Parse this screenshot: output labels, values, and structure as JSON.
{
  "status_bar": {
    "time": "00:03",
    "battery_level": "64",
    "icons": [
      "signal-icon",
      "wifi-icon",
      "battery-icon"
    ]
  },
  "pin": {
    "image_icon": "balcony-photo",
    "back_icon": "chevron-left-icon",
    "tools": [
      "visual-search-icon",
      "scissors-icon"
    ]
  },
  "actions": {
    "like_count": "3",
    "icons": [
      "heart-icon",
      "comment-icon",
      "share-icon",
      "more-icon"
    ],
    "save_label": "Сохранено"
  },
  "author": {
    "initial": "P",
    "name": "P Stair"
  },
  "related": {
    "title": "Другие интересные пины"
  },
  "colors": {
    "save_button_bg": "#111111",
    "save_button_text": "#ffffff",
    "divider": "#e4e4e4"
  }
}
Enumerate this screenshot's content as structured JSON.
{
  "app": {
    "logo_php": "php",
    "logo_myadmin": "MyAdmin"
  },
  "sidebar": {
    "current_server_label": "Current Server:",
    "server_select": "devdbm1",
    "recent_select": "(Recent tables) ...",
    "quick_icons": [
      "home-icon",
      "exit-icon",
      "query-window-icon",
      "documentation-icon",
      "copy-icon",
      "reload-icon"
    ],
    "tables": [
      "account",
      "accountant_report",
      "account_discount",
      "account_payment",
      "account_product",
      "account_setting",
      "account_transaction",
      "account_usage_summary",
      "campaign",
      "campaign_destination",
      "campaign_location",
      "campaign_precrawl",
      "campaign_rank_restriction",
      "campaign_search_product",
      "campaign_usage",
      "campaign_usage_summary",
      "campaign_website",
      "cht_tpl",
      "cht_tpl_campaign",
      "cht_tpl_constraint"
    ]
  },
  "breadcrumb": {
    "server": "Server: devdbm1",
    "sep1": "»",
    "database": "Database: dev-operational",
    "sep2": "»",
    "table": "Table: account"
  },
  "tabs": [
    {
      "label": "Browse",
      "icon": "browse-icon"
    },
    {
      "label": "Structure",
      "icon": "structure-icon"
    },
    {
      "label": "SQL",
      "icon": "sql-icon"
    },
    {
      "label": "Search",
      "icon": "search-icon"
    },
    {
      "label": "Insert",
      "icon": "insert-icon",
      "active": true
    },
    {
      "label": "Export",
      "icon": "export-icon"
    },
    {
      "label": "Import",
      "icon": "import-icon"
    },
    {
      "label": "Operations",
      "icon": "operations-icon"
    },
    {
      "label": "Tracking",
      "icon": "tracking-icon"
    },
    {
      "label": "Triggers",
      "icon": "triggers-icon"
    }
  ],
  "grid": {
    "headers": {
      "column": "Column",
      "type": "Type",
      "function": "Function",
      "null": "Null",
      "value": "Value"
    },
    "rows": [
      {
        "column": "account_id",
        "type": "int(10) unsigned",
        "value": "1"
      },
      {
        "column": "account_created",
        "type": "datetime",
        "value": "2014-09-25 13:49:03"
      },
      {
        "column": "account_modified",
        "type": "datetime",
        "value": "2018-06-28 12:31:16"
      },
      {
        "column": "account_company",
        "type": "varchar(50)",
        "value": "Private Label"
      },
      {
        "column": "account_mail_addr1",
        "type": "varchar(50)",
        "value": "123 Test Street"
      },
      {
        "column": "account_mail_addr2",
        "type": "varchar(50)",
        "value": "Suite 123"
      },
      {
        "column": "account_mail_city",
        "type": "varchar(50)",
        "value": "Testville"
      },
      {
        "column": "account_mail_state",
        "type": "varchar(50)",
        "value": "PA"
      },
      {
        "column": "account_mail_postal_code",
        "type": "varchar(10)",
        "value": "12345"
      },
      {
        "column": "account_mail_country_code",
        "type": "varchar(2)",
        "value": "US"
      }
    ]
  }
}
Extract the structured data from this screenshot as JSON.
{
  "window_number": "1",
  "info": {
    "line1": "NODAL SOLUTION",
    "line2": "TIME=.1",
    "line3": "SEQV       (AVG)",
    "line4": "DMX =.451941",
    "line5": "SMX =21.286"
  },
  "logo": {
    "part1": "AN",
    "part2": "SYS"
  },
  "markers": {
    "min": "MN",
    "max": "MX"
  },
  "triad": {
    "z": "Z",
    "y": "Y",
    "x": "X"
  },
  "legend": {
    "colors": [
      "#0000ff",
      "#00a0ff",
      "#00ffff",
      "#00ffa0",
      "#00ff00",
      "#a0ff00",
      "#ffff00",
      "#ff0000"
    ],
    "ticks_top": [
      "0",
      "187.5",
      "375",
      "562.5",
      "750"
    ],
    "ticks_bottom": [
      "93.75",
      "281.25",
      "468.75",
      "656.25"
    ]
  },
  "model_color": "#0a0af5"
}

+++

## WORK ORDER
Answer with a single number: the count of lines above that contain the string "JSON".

## RESPONSE TO THE TASK
3